TASK STATEMENT — Go through the entries below line by line and tally those holding "JSON"; write only the tally.

Dataset rows for apps and sites —
————————
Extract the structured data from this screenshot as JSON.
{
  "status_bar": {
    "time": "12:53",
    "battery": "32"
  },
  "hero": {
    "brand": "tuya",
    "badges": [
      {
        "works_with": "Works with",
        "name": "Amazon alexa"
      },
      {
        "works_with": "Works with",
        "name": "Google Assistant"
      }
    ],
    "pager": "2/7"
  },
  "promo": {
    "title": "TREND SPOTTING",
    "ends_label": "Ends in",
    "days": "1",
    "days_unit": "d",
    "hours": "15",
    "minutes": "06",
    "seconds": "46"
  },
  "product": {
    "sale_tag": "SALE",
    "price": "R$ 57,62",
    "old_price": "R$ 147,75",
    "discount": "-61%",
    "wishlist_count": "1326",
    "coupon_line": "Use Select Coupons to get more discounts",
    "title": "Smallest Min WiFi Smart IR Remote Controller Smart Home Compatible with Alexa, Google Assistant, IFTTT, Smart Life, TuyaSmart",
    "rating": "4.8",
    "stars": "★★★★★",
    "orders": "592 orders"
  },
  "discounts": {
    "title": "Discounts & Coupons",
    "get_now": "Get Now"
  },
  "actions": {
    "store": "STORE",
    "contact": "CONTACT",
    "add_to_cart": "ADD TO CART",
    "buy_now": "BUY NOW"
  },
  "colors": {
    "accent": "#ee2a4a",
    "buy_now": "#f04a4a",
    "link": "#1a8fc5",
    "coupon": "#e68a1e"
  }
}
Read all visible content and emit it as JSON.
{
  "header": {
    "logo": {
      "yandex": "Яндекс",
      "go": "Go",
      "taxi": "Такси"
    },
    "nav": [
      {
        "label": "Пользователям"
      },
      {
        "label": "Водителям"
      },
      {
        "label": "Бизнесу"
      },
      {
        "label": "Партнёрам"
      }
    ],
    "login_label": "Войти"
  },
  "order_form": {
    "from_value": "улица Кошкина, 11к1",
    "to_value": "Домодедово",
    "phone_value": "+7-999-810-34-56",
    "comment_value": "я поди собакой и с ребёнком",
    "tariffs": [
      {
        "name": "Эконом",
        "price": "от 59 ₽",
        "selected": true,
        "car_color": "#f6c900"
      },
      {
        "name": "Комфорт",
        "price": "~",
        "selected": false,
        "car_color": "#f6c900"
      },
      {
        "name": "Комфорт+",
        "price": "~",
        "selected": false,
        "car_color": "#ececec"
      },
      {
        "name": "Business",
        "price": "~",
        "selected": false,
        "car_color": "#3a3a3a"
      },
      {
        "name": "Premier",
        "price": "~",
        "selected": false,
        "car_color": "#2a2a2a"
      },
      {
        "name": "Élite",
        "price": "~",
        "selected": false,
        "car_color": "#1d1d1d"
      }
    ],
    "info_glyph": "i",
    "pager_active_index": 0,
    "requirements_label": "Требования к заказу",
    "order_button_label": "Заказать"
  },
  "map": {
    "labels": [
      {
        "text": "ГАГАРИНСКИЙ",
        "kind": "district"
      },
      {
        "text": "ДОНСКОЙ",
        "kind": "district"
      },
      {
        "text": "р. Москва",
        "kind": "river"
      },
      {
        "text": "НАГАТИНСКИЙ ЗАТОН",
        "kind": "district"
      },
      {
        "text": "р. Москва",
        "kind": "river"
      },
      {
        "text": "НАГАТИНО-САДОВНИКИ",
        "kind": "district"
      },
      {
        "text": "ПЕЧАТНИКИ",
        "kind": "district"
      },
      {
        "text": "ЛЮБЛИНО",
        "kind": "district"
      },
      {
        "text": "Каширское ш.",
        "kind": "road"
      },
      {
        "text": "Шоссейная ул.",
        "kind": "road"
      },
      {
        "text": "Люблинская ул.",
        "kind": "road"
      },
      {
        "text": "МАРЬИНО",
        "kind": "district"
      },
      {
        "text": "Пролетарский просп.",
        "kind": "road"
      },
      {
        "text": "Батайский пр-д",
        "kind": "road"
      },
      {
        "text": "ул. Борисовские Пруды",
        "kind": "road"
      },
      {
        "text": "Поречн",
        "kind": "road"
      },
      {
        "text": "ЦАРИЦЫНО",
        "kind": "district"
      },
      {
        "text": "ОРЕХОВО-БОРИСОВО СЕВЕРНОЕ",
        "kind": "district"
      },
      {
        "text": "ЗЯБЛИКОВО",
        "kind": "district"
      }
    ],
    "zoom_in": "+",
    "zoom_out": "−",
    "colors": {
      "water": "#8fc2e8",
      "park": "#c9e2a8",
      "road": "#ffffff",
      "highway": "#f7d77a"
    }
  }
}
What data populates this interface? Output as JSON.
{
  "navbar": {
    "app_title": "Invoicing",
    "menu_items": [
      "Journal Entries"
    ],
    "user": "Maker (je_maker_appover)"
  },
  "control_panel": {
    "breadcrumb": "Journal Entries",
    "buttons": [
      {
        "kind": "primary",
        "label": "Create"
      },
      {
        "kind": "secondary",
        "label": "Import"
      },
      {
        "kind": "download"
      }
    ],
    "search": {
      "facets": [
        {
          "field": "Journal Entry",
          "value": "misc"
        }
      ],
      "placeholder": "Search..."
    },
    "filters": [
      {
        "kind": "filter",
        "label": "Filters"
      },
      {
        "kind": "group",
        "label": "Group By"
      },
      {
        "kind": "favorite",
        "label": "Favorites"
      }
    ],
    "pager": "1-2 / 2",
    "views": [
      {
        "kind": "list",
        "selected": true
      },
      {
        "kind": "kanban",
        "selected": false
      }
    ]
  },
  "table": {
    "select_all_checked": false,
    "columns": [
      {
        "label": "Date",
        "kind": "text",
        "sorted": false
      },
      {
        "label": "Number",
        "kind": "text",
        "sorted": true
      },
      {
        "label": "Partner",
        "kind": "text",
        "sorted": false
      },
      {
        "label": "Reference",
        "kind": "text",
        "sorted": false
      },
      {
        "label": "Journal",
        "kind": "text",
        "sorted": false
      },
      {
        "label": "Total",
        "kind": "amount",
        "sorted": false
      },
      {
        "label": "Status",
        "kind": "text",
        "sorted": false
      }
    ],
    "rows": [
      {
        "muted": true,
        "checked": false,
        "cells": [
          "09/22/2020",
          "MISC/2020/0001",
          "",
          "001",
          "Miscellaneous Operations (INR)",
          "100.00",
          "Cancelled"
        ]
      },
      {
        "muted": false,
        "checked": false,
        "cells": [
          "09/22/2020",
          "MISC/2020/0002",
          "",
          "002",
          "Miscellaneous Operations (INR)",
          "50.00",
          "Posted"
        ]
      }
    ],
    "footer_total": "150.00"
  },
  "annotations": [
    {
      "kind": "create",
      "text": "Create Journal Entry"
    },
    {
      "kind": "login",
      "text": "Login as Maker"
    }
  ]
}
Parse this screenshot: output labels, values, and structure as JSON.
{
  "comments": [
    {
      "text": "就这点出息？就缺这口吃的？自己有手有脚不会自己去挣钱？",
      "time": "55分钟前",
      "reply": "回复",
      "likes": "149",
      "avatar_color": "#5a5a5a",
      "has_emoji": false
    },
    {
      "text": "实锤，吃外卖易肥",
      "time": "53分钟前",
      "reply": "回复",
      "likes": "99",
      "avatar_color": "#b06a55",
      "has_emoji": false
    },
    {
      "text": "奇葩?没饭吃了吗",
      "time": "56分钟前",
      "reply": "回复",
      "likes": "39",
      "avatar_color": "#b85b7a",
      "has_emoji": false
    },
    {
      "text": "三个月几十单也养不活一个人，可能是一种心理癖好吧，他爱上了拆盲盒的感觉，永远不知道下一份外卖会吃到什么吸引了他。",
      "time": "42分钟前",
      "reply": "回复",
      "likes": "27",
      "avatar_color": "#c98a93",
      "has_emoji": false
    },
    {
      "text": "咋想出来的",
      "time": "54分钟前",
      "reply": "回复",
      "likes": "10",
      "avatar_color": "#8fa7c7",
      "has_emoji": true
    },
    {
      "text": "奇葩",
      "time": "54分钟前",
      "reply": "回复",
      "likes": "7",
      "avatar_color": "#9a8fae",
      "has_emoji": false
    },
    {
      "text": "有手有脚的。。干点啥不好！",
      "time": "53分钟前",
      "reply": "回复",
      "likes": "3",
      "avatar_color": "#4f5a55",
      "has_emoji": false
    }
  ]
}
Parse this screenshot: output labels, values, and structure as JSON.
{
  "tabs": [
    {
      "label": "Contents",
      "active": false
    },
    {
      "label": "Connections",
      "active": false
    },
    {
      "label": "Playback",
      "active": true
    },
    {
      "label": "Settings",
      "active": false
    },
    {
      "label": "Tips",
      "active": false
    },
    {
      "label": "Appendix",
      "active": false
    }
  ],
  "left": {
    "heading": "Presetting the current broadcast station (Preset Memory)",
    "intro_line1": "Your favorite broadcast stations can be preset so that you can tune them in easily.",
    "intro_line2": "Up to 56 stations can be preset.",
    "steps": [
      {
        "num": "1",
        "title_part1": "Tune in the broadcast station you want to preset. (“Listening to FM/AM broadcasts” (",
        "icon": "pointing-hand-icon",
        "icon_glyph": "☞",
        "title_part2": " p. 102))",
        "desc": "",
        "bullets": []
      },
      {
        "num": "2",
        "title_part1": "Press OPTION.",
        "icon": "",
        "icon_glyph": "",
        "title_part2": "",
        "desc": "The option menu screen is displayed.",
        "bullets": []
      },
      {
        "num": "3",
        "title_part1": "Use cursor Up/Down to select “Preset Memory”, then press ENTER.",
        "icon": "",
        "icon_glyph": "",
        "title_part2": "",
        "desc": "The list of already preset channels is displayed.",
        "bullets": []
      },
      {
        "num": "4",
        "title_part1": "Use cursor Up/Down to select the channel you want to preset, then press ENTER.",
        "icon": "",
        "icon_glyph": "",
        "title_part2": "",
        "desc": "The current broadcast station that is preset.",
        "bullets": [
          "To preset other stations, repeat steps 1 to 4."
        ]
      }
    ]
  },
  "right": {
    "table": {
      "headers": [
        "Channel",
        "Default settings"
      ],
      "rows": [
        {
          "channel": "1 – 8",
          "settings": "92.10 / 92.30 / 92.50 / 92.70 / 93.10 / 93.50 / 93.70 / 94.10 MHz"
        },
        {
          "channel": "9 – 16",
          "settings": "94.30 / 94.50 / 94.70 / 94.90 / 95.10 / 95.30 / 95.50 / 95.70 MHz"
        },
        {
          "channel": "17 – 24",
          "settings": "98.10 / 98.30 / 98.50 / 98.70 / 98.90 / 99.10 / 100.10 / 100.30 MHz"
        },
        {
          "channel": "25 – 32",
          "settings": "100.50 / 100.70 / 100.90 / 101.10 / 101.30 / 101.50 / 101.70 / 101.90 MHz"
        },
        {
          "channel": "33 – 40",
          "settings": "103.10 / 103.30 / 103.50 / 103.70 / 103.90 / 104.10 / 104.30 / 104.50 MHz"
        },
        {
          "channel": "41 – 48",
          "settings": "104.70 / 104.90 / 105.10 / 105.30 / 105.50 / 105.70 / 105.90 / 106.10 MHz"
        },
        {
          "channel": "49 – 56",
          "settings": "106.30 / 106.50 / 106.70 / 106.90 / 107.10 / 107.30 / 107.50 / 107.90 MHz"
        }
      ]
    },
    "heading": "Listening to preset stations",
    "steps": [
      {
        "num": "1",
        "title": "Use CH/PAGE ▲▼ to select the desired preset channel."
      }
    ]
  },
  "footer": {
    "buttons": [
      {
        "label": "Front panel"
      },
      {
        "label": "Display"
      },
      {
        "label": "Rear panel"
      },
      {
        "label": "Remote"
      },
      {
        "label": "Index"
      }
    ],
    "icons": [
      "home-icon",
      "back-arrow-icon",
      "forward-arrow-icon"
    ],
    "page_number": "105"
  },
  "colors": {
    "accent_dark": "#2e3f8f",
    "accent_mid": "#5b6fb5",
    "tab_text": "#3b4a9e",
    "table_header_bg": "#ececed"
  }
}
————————
TASK RESULT — 5